I intend intended to attend a mindfulness workshop at the Student Service Centre, but I don’t even make it past the waiting room. The course leader refuses to let a reporter into the room, in spite of my protests that I only want to write about my personal experience. Apparently, my presence in the room could disturb the other participants.

The other students in the waiting room don’t seem particularly perturbed by me or my notepad, but making a scene won’t help anyone de-stress, so I concede. I’m bummed: I was genuinely curious about mindfulness and now I’m ruminating on the fact that I won’t get to benefit from it. If only someone would teach me how to let go of my negative thoughts.

Detox and retox

So what’s next? Beer yoga or a philosophy lecture? I pick beer yoga, because how does that even work? Isn’t yoga meant to purify your body? How does beer come into it?

‘This movement will cleanse your body’, says teacher Kelly Opel while demonstrating a complicated pose. ‘Have another sip! Detox and retox!’

Opel is dead serious, and she’s put a lot of thought into the combination between beer and yoga. She wants to show people that yoga isn’t necessarily ‘out there’ or for fancy health gurus, but that students can fit it into their busy schedules as well.

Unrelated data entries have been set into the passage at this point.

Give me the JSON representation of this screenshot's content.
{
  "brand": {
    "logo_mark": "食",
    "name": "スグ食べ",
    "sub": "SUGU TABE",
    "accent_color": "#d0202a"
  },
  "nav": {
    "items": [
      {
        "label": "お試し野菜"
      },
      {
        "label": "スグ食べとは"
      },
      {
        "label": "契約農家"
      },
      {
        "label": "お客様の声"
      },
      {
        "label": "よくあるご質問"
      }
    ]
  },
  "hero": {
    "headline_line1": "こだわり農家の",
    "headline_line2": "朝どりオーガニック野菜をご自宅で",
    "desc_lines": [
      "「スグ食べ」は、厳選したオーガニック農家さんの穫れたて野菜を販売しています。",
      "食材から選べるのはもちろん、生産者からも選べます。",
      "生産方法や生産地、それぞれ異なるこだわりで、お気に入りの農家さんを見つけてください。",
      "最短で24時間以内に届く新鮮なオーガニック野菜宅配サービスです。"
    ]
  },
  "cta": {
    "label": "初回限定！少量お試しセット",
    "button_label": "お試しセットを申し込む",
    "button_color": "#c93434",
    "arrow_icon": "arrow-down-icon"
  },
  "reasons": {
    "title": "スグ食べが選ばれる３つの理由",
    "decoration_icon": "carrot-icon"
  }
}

I’m not sure I’m doing all the poses right; I’m just trying not to spill my beer. But people are relaxed and having fun, and the course truly makes me forget all my troubles.

Fluffy dandelion

I barely have time to eat lunch and no time at all to change out of my yoga leggings before I’m off to the workshop ‘Training for Happiness’, presented by the Studentenkoepel voor Levensbeschouwelijke Organisaties (the umbrella organisation for religious and philosophically oriented student associations). Can you train your brain to be happy? I’m about to find out.

I find myself in a kind of living room with eight other students. On a table are several pictures – of people, of animals, and, for some reason, of hands bound together. We have to pick the photo that gives us the happiest feeling. I select a picture of a fluffy dandelion against a bright blue sky. It reminds me of how carefree I was during summer holidays.

Not a panacea

Workshop teachers Hendrik Timmer and Timo Meijlink give us a few tips we can use in our everyday lives to be happier people. Be kind to others, for example, and try to avoid worrying. When I ask how I’m supposed to do that, one of the other students pipes up: ‘Through mindfulness!’

Well, that’s just great.

At the end of this long and surprisingly stressful day, I can’t help but wonder how effective Wellbeing Week really is. I won’t say it’s useless, but doing more stuff also doesn’t seem to be the magic solution for the very real problems of study pressure and work stress. It is, however, a good way to discover tactics that can help manage all of that. Along the way I realised I’d like to be a little more flexible, so maybe I’ll take up yoga after all. But I’ve become especially curious about mindfulness.

Nederlands

12 February 2019